How employers and employees can make their workplace more environment-friendly is one of my favorite employment topics. One of my favorite movies is “What About Bob?” starring Bill Murray and Richard Dreyfus. In the move, Murray is absolutely hilarious as Bob Wiley, a neurotic and manipulative patient of Doctor Leo Marvin, an egotistical psychiatrist played by Dreyfus. The hilarity begins when Bob tracks down Dr. Marvin and his family on vacation using “baby steps,” the buzz phrase from Marvin’s new book of techniques for treating mental patients and their phobias.
What’s this got to do with going green at work? It may be a way to really get started. I stumbled upon a post in the blog, grist.org, which advocates for just such an approach.
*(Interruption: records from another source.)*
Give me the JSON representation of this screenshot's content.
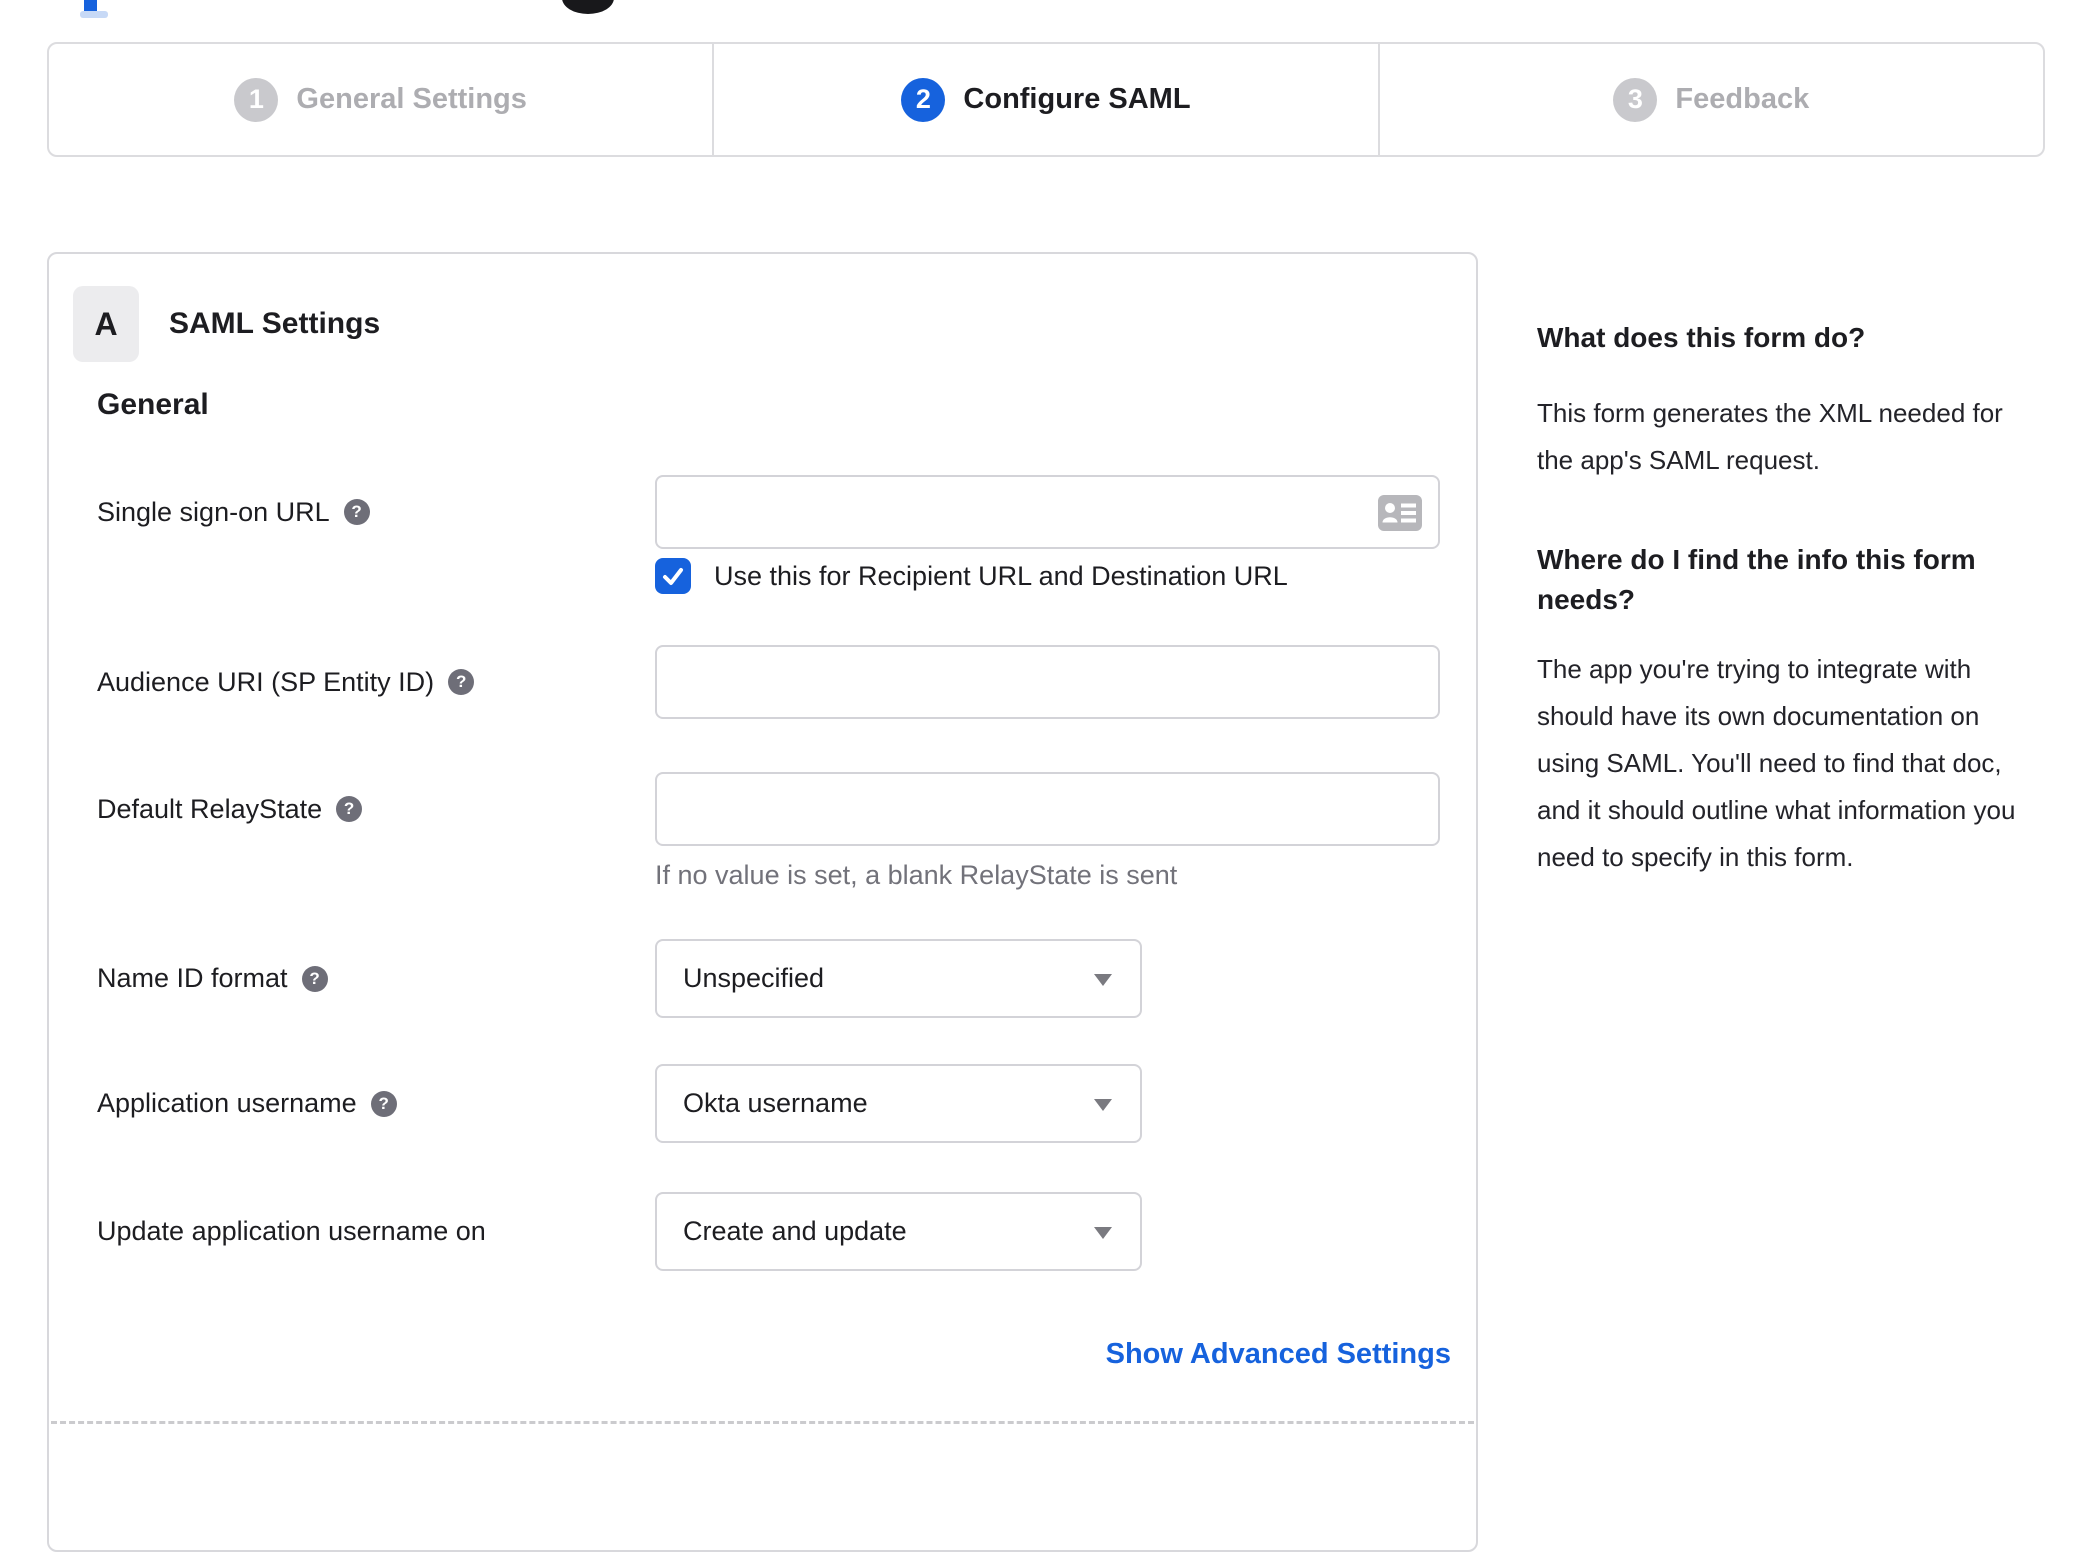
{
  "colors": {
    "accent": "#1662dd",
    "border": "#d8d8dc",
    "muted_text": "#72727a"
  },
  "stepper": {
    "steps": [
      {
        "number": "1",
        "label": "General Settings",
        "state": "inactive"
      },
      {
        "number": "2",
        "label": "Configure SAML",
        "state": "active"
      },
      {
        "number": "3",
        "label": "Feedback",
        "state": "inactive"
      }
    ]
  },
  "panel": {
    "badge": "A",
    "title": "SAML Settings",
    "section_heading": "General",
    "fields": [
      {
        "label": "Single sign-on URL",
        "has_help": true,
        "type": "text",
        "value": "",
        "checkbox_checked": true,
        "checkbox_label": "Use this for Recipient URL and Destination URL",
        "trailing_icon": "contact-card-icon"
      },
      {
        "label": "Audience URI (SP Entity ID)",
        "has_help": true,
        "type": "text",
        "value": ""
      },
      {
        "label": "Default RelayState",
        "has_help": true,
        "type": "text",
        "value": "",
        "hint": "If no value is set, a blank RelayState is sent"
      },
      {
        "label": "Name ID format",
        "has_help": true,
        "type": "select",
        "value": "Unspecified"
      },
      {
        "label": "Application username",
        "has_help": true,
        "type": "select",
        "value": "Okta username"
      },
      {
        "label": "Update application username on",
        "has_help": false,
        "type": "select",
        "value": "Create and update"
      }
    ],
    "advanced_link": "Show Advanced Settings"
  },
  "sidebar": {
    "sections": [
      {
        "heading": "What does this form do?",
        "body": "This form generates the XML needed for the app's SAML request."
      },
      {
        "heading": "Where do I find the info this form needs?",
        "body": "The app you're trying to integrate with should have its own documentation on using SAML. You'll need to find that doc, and it should outline what information you need to specify in this form."
      }
    ]
  }
}
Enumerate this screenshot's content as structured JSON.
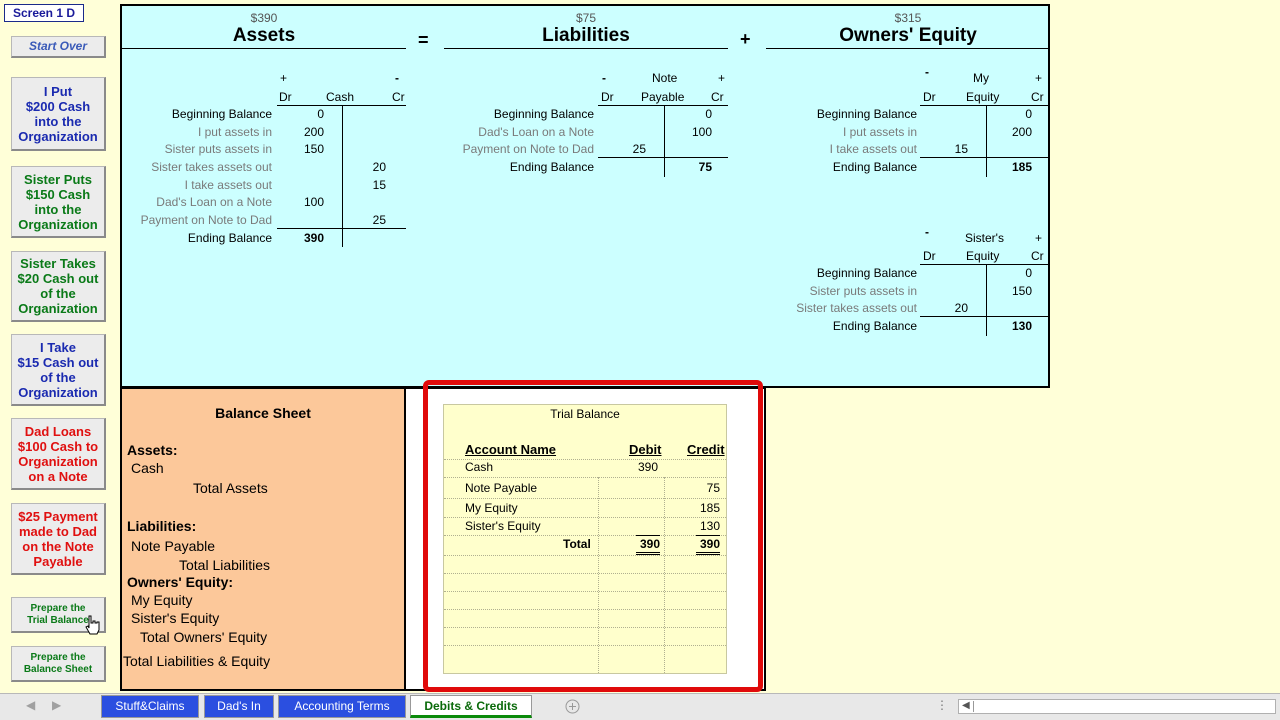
{
  "screen_label": "Screen 1 D",
  "buttons": {
    "start_over": "Start Over",
    "put_cash": "I Put\n$200 Cash\ninto the\nOrganization",
    "sister_puts": "Sister Puts\n$150 Cash\ninto the\nOrganization",
    "sister_takes": "Sister Takes\n$20 Cash out\nof the\nOrganization",
    "i_take": "I Take\n$15 Cash out\nof the\nOrganization",
    "dad_loans": "Dad Loans\n$100 Cash to\nOrganization\non a Note",
    "payment": "$25 Payment\nmade to Dad\non the Note\nPayable",
    "trial_balance": "Prepare the\nTrial Balance",
    "balance_sheet": "Prepare the\nBalance Sheet"
  },
  "equation": {
    "assets_amount": "$390",
    "assets_title": "Assets",
    "eq": "=",
    "liabilities_amount": "$75",
    "liabilities_title": "Liabilities",
    "plus": "+",
    "equity_amount": "$315",
    "equity_title": "Owners' Equity"
  },
  "cash": {
    "plus": "+",
    "minus": "-",
    "dr": "Dr",
    "cr": "Cr",
    "name": "Cash",
    "rows": [
      {
        "label": "Beginning Balance",
        "dr": "0",
        "cr": ""
      },
      {
        "label": "I put assets in",
        "dr": "200",
        "cr": ""
      },
      {
        "label": "Sister puts assets in",
        "dr": "150",
        "cr": ""
      },
      {
        "label": "Sister takes assets out",
        "dr": "",
        "cr": "20"
      },
      {
        "label": "I take assets out",
        "dr": "",
        "cr": "15"
      },
      {
        "label": "Dad's Loan on a Note",
        "dr": "100",
        "cr": ""
      },
      {
        "label": "Payment on Note to Dad",
        "dr": "",
        "cr": "25"
      },
      {
        "label": "Ending Balance",
        "dr": "390",
        "cr": ""
      }
    ]
  },
  "note": {
    "minus": "-",
    "plus": "+",
    "dr": "Dr",
    "cr": "Cr",
    "name1": "Note",
    "name2": "Payable",
    "rows": [
      {
        "label": "Beginning Balance",
        "dr": "",
        "cr": "0"
      },
      {
        "label": "Dad's Loan on a Note",
        "dr": "",
        "cr": "100"
      },
      {
        "label": "Payment on Note to Dad",
        "dr": "25",
        "cr": ""
      },
      {
        "label": "Ending Balance",
        "dr": "",
        "cr": "75"
      }
    ]
  },
  "myequity": {
    "minus": "-",
    "plus": "+",
    "dr": "Dr",
    "cr": "Cr",
    "name1": "My",
    "name2": "Equity",
    "rows": [
      {
        "label": "Beginning Balance",
        "dr": "",
        "cr": "0"
      },
      {
        "label": "I put assets in",
        "dr": "",
        "cr": "200"
      },
      {
        "label": "I take assets out",
        "dr": "15",
        "cr": ""
      },
      {
        "label": "Ending Balance",
        "dr": "",
        "cr": "185"
      }
    ]
  },
  "sisequity": {
    "minus": "-",
    "plus": "+",
    "dr": "Dr",
    "cr": "Cr",
    "name1": "Sister's",
    "name2": "Equity",
    "rows": [
      {
        "label": "Beginning Balance",
        "dr": "",
        "cr": "0"
      },
      {
        "label": "Sister puts assets in",
        "dr": "",
        "cr": "150"
      },
      {
        "label": "Sister takes assets out",
        "dr": "20",
        "cr": ""
      },
      {
        "label": "Ending Balance",
        "dr": "",
        "cr": "130"
      }
    ]
  },
  "balance_sheet": {
    "title": "Balance Sheet",
    "assets": "Assets:",
    "cash": "Cash",
    "total_assets": "Total Assets",
    "liabilities": "Liabilities:",
    "note_payable": "Note Payable",
    "total_liabilities": "Total Liabilities",
    "owners_equity": "Owners' Equity:",
    "my_equity": "My Equity",
    "sisters_equity": "Sister's Equity",
    "total_owners_equity": "Total Owners' Equity",
    "total_liab_equity": "Total Liabilities & Equity"
  },
  "trial_balance": {
    "title": "Trial Balance",
    "col_account": "Account Name",
    "col_debit": "Debit",
    "col_credit": "Credit",
    "rows": [
      {
        "account": "Cash",
        "debit": "390",
        "credit": ""
      },
      {
        "account": "Note Payable",
        "debit": "",
        "credit": "75"
      },
      {
        "account": "My Equity",
        "debit": "",
        "credit": "185"
      },
      {
        "account": "Sister's Equity",
        "debit": "",
        "credit": "130"
      }
    ],
    "total_label": "Total",
    "total_debit": "390",
    "total_credit": "390"
  },
  "tabs": [
    "Stuff&Claims",
    "Dad's In",
    "Accounting Terms",
    "Debits & Credits"
  ],
  "active_tab": "Debits & Credits",
  "colors": {
    "tab_blue": "#2b4fe0",
    "panel_cyan": "#ccffff",
    "panel_orange": "#fcc89a",
    "annotation_red": "#e00a0a"
  }
}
Just what are the “baby steps” for going green at work?
Turn Off the Lights. Commercial buildings account for 18 percent of the nation’s greenhouse-gas emissions. A good portion of the problem is caused by leaving lights on in vacant rooms. Switch off the lights whenever you leave your workspace empty for more than 15 minutes, and especially when you leave for the day.
Turn Off Your Computer. Each computer left on at all times results in more than 1,000 extra pounds of greenhouse gases each year. At a minimum, consider using the sleep mode. The widespread use of sleep mode could prevent the annual release of hundreds of millions of tons of global warming.
Print Fewer Copies. The average American office worker uses 10,000 pages of copy paper. If you must print, do it on both sides of the page and reuse paper that’s only been printed on one side.
Turn Off Your Gadgets. If you use printers, scanners, and copiers only on an occasional basis, turn them off until you need them. Use a power strip to turn off your cell phone charger, lamp, and such when you’re not using them.
Ditch the Styrofoam. Stock your lunchroom, stock it with reusable mugs and kitchenware. Oh, and get rid of the plastic stirrers. It’s estimated that 138 billion of them wind up in the trash each year.
Control the Thermostat. This is a tough one. As previously debated on the Delaware Employment Law Blog, the office thermostat is a place of great conflict. But it is also a great place to save energy since heating and cooling systems suck up about 22 percent of energy used in the commercial sector.